Every day, countless college students and young adults browse social networking sites like MySpace, Facebook, and a host of others. Many have personal web pages that allow their friends a glimpse into their "private" lives.
However, many do not understand that posting personal information online means that information about them-both positive and negative-is available to anyone who has access to a computer.
College students, or anyone beginning a job search, should be aware of the possible discrepancies of having the "wrong" information on their personal websites. Many do not think about the possible future effects of their online information. Students may not think about potential employers browsing social networking sites and checking up on them online.
These students are wrong.
The popularity of social networking sites has had a tremendous effect on how recruiters conduct job searches. Many job search and networking activities now occur online; Employers use search engines and social networking sites for background checking, reference checking, and to learn more about potential employees. Recruiters can easily use social networking sites as a "quasi-resume" bank.
Employers know the sites can provide valuable information. According to the National Association of Colleges and Employers (NACE) 2007 Job Outlook Survey , one in every ten employers is viewing online profiles and possibly factoring what they see into hiring decisions. More than 60 percent said the information they see on these profiles would influence what they think about the job candidate-and who gets hired and who does not. Yet GenYers wonder what the big deal is.
Material that may show friends how "funny" or "cool" a user is can potentially damage his or her chances with some employers.
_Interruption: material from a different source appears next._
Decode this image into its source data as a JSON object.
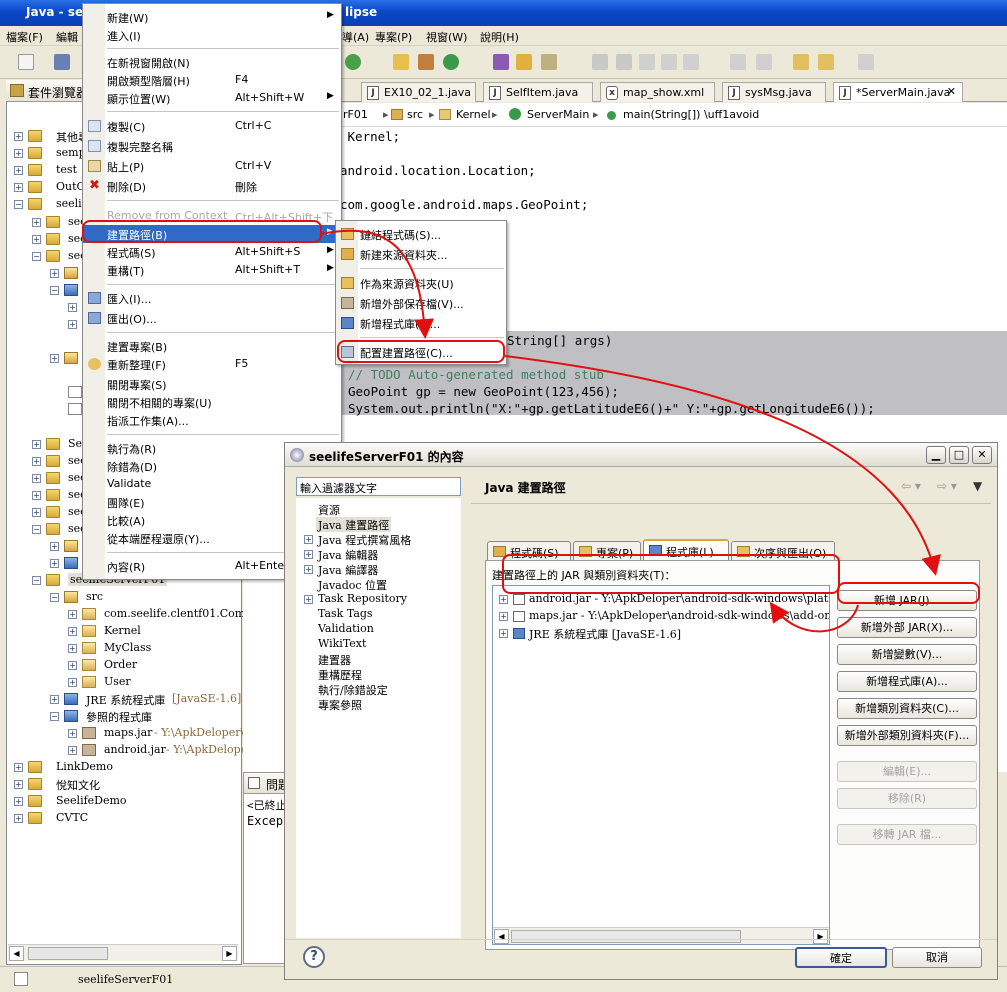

Steven Rothberg, Founder of CollegeRecruiter.com, explains, "If an employer can identify who this is and has just interviewed them, the employee might think the person exhibits a lack of judgment." If a possible recruit can post a questionable photo of themselves on The Internet for everyone to see, then who knows what they are going to do with clients, vendors, and other employees? "
Although college students and recent graduations are becoming aware of the importance of "proper" website content, the major say the issue is not relevant. They believe that what they do on their own time does not matter.
However, as they graduate from college and move into the work, it could prove awkward.
Many college students are completely unaware that anyone other than their friends has access to online profiles – sometimes the information is not meant for the eyes of parents, teachers, or anyone older than the age of twenty-five. Young adults may make the mistake of posting content about excessive drinking, gambling, non-tolerant group affiliation, or sexual contacts. When viewed by corporate recruiters or admissions officials at graduate and professional schools, such pages can make the users look immature and unprofessional.
While social networking represents a powerful tool for students, they may want to be prudent. It is possible to lose a job because of online information, especially when there is strong competition. Students may not even know when they have been passed up for an interview or job offer because of something a recruiter saw on the Internet.
Recruiters want to know what a candidate's real personality is like, but prefer G-rated information. It is better to post information about work, career goals, and interests-and not the pictures from last weekend's party. Tell the truth, but avoid sharing too much information.
Users of social networking sites should be smart about what they post. They should make sure the information casts them in a positive light, especially if they are beginning the job search process. Experts recommend only posting information online that a person would feel comfortable sharing with their grandmother.
On most social networking sites, it is the user's responsibility to maintain privacy. MySpace warns on its site, "Do not forget that your profile and MySpace forums are public spaces."
Rather than worrying about the past coming back to haunt them, one of the smartest things college-aged users can do is to take advantage of a site's privacy options, something only 17 percent of site users manage to do. Setting a higher level can eliminate the risk of third parties editing a page or adding content. Even with additional site security, it is a good idea to review your profiles and postings. Ask yourself whether you are comfortable with the image they portray of you.
Steven Rothberg warns, "Posting online is like getting a tattoo. There is nothing inherently wrong with either, but in both cases, you need to be prepared to put it out there forever and for people to see it that you may not want to see If you're not prepared to live with that, then do not do it. "